began hearing the final arguments that would determine the legal status
of the lesbian, gay, bisexual and transgender community in India. Earlier
that very week, I told my parents that I was a member of the litigation team
- and that I was gay. Without warning, I found arguments from a heated
family discussion reverberating in the chambers of a court of law.
These dialogues were inevitable: both the ones in the courtroom and
the ones with my parents. In 2009, the Indian LGBT community took its
first step towards equal sexual citizenship through the Delhi High Court's
judgment in the matter of Naz Foundation v. NCT of Delhi and Others The
Bench, comprising then Chief Justice of the High Court Justice A.P. Shah
and Justice Muralidhar, crafted a 105-page document that is considered a
landmark moment in Indian judicial history. The judgment not only empowered
a historically marginalized community, but it also laid the foundation
to strengthen other human rights struggles in the country with its expansive
reading of constitutional rights. Yet for all the revelry that
surrounded the judgment, there was an equally fierce backlash that played
out across Indian television screens as advocates for the movement faced
off with opponents from religious groups of all faiths and denominations.
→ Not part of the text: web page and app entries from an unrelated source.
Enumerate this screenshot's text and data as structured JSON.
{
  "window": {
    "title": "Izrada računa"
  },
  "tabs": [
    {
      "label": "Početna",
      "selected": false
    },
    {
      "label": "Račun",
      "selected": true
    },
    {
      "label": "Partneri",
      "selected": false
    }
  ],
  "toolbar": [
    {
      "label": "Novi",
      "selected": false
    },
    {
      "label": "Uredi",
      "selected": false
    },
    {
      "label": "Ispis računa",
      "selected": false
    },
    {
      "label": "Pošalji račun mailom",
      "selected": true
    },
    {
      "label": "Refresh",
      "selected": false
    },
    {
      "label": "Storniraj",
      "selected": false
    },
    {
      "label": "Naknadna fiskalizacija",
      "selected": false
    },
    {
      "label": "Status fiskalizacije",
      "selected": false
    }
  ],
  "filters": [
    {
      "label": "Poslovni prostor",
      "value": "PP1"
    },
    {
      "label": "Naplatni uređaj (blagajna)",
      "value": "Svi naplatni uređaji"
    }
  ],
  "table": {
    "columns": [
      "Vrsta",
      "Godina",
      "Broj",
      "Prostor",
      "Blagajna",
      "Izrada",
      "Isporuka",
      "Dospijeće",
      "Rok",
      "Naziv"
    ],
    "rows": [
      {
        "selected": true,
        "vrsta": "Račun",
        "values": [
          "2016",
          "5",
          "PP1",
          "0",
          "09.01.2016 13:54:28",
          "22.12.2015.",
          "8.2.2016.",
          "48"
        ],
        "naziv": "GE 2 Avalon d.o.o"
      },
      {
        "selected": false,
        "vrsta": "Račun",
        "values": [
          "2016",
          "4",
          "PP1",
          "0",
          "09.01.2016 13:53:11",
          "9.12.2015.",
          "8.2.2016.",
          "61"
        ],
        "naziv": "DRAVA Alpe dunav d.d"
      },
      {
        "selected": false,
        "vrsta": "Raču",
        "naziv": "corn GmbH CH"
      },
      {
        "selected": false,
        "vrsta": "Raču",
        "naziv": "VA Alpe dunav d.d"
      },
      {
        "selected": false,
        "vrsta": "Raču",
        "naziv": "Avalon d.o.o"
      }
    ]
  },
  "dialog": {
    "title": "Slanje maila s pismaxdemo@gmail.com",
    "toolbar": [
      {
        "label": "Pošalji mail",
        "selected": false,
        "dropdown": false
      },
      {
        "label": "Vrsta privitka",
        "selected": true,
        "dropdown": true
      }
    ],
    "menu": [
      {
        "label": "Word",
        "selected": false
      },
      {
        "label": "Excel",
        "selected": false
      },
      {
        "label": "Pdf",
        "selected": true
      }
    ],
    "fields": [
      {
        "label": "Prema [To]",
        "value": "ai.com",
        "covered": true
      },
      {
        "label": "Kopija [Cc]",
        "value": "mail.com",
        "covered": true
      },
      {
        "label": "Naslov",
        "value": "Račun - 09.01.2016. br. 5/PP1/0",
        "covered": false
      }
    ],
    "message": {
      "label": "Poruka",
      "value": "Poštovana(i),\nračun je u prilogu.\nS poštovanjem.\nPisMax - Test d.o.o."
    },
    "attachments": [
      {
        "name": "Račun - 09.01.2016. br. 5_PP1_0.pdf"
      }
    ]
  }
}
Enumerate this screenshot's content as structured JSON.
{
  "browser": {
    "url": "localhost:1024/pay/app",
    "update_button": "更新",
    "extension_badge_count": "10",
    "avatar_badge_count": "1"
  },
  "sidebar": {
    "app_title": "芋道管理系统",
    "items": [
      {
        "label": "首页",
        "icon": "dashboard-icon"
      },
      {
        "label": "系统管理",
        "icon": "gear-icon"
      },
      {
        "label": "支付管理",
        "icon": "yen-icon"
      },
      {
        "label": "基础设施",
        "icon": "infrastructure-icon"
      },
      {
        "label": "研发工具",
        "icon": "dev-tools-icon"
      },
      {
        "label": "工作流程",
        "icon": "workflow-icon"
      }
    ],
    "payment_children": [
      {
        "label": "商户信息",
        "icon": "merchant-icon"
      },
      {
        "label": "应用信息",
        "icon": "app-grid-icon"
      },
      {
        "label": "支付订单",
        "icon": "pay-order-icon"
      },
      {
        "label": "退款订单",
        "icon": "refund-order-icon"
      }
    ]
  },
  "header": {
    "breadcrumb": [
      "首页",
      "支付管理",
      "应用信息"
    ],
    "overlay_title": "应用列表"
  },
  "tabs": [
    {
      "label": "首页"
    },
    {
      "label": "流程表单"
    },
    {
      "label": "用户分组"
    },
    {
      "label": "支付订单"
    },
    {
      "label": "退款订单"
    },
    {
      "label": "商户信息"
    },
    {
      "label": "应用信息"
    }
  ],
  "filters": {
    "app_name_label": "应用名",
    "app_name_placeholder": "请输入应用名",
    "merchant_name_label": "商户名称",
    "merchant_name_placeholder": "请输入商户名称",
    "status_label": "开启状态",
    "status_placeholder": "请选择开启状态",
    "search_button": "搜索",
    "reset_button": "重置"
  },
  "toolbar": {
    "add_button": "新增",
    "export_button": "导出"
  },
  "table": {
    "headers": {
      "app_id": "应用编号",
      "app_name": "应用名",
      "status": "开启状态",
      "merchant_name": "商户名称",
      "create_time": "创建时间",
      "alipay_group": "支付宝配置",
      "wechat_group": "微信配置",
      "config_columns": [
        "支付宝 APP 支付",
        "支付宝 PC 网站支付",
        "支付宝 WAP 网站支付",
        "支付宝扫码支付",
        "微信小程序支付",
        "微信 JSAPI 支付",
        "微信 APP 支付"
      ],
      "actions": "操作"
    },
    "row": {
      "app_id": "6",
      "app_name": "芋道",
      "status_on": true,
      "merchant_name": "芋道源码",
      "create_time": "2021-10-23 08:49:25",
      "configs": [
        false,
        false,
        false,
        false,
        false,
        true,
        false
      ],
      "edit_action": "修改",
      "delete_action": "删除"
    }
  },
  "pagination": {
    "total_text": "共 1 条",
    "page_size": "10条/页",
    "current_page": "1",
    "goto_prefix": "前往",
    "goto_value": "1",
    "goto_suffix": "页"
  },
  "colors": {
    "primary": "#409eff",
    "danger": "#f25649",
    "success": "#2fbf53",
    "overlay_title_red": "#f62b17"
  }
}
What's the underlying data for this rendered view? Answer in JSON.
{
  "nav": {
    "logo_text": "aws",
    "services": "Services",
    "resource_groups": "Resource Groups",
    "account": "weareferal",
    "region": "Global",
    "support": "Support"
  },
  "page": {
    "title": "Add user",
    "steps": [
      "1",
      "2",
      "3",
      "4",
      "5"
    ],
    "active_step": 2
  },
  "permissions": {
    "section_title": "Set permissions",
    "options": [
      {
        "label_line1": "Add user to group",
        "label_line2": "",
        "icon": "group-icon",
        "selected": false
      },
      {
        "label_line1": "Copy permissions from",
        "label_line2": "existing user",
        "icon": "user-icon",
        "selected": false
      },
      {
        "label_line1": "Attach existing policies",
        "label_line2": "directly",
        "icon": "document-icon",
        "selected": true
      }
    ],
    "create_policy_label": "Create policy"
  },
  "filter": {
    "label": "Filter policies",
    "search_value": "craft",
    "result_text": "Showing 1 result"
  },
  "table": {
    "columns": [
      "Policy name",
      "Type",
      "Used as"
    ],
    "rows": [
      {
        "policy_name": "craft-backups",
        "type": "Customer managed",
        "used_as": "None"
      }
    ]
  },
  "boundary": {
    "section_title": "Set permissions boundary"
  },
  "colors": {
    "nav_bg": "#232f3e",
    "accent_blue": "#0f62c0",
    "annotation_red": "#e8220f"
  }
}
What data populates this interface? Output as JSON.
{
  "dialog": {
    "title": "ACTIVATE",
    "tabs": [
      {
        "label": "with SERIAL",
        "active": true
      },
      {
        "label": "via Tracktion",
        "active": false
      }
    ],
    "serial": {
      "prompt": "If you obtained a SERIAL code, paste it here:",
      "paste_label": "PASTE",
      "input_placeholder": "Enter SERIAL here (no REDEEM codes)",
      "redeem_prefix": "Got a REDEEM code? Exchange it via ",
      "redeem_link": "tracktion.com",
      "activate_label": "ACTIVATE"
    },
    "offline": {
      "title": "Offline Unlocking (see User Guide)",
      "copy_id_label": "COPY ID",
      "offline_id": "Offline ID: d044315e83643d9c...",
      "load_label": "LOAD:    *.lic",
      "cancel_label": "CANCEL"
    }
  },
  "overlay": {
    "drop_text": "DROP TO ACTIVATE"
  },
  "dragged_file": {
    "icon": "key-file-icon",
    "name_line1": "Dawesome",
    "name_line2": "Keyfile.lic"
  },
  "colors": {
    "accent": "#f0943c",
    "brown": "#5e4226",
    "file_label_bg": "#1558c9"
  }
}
It
was inevitable then, that within two weeks of the decision, an appeal was
filed before the Supreme Court of India.
"The Road to Decriminalization: Litigating India's Anti-Sodomy Law,"
Yale Human Rights and Development Law Journal: Vol. 16
, Article 3.
Available at: http://digitalcommons.law.yale.edu/yhrdlj/vol16/iss1/3